Good news, Independent Voters of America — Congress is back to work in Washington D.C. this week after another (five week long) vacation! Or as Scott Wong of Politico phrased it — “Lawmakers get back to doing nothing.”
“With the convention pomp and pageantry over, another production now begins on Capitol Hill — this one featuring meaningless show votes and theatrical hearings… House Judiciary Committee Chairman Lamar Smith (R-Texas) will hold an oversight hearing this week titled: The Obama Administration’s Abuse of Power. House GOP leaders will try to pass a bill to roll back automatic defense cuts — a bid to undo a law many of them supported in the first place… And Senate Minority Leader Mitch McConnell (R-Ky.) will continue to push a central plank of the Romney-Ryan campaign: a vote to repeal President Barack Obama’s health care law. Democrats will engage in the game, too, putting up jobs bills that have no Republican support and little chance of passing.”
With pressing issues like the unfinished Farm Bill in the face of this summer’s awful drought, the looming “fiscal cliff,” a possible further downgrade of the country’s credit rating, and figuring out what to do about the Bush era tax cuts, one would expect Congress would finally want to… do something now that they’re back in the Capitol… right? One would think that Obama might have called up John Boehner for a preliminary chat, or that Harry Reid and Boehner might be beginning talks to reach a deficit deal and avoid a repeat of the ‘debt ceiling debacle of 2011?’ No. Not in an election year when there are politics to be played, reported Jake Sherman and John Allen earlier this week:
“Boehner and Reid haven’t had any recent talks about the fiscal cliff. The last time they spoke in person was in June, when they negotiated a deal on the highway bill, according to an aide. The pending budget cuts, known as “sequestration,” weren’t on the agenda, and neither were the expiring tax cuts. Likewise, Obama and Boehner haven’t huddled since May 16, when congressional leadership snacked on Taylor Gourmet sandwiches at the White House.”
Here’s a reality check: in place of getting actually getting anything done before November 6, 2012, we can instead expect our elected officials in Washington D.C. to try and hold onto their jobs for two, four, or six more years, and in any way they know how. In fact, The Hill reported that lawmakers may only be in D.C. through the end of next week before they leave to get an early start on the campaign trail. So with just one week left before lawmakers recess and don’t return until the “lame duck” session, it’s not realistic to expect our 112th Congress to get anything done. And just imagine if after November 6, if Obama is reelected and the Republican House holds onto a majority? Old wounds might be temporarily patched up, but gridlock and inaction will most likely continue to rule the day, and sadly, there’s so much more that the 112th (and future 113th) Congress have to take care of, reports the Washington Post:

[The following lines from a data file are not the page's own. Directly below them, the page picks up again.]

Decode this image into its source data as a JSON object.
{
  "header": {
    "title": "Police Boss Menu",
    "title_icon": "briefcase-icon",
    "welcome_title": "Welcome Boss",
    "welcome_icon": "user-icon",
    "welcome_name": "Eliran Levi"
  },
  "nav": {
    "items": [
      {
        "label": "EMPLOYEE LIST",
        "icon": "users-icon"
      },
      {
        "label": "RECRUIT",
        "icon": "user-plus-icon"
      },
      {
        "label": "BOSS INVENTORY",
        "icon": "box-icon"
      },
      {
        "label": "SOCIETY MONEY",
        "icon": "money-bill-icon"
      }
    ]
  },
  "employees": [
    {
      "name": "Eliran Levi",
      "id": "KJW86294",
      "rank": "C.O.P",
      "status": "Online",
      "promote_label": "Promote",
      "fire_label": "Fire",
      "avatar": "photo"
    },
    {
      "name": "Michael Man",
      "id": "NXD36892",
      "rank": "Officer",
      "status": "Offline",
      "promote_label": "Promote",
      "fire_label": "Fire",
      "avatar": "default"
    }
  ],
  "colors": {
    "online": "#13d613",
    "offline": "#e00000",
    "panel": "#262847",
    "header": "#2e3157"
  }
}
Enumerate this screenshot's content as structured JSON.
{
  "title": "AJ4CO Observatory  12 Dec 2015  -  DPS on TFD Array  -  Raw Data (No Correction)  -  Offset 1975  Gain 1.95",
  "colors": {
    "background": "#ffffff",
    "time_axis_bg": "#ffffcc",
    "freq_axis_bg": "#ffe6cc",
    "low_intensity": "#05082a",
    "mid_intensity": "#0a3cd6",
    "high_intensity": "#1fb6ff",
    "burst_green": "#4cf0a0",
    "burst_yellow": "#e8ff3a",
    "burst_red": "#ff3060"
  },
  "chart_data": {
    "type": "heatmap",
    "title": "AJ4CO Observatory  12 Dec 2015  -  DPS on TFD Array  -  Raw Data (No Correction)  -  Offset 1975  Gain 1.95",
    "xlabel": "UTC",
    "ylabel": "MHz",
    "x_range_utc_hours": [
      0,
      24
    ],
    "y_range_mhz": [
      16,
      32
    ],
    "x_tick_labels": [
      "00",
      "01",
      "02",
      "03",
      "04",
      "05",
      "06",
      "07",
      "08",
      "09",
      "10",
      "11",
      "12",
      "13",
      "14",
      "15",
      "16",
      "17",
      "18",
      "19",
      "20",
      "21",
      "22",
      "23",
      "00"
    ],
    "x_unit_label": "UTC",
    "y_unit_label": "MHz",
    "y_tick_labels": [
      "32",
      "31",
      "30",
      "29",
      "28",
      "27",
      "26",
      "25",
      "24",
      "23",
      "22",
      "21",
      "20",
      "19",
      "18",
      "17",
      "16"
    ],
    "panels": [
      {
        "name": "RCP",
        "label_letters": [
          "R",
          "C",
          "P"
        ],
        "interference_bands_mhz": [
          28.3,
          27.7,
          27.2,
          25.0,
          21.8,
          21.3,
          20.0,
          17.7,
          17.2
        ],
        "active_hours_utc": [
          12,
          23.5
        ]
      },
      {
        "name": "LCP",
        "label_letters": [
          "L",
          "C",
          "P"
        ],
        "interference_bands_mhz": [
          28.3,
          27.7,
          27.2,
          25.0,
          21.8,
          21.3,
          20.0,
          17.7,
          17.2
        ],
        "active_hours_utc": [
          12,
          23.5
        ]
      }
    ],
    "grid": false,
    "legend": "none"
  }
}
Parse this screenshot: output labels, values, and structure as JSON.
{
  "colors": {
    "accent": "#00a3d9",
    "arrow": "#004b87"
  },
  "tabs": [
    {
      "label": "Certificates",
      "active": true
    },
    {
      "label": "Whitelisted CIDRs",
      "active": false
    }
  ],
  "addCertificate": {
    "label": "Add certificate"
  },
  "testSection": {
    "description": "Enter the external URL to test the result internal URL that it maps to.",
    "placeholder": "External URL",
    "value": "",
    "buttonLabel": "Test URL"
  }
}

“Other pressing issues for the lame-duck session include averting an almost 30 percent cut in doctors’ Medicare fees, the food and farm bill, passing the annual Pentagon policy bill, a Russia free-trade bill and legislation to overhaul the U.S. Postal Service, which is losing $25 million a day. Congressional inaction would mean that the Postal Service would default on a $5.5 billion payment into its pension fund that’s due at the end of the month.”
Unfortunately, the lack of Congressional action so far this week on all of the above issues has signaled that both Congress and our President are more concerned with their own job security than responsibility the job itself, governing. As an independent voter in November, remember to hold your own elected officials responsible and accountable for the gridlock and lack of action in Washington D.C. Keep them in or vote them out, but either way, make your own voice heard.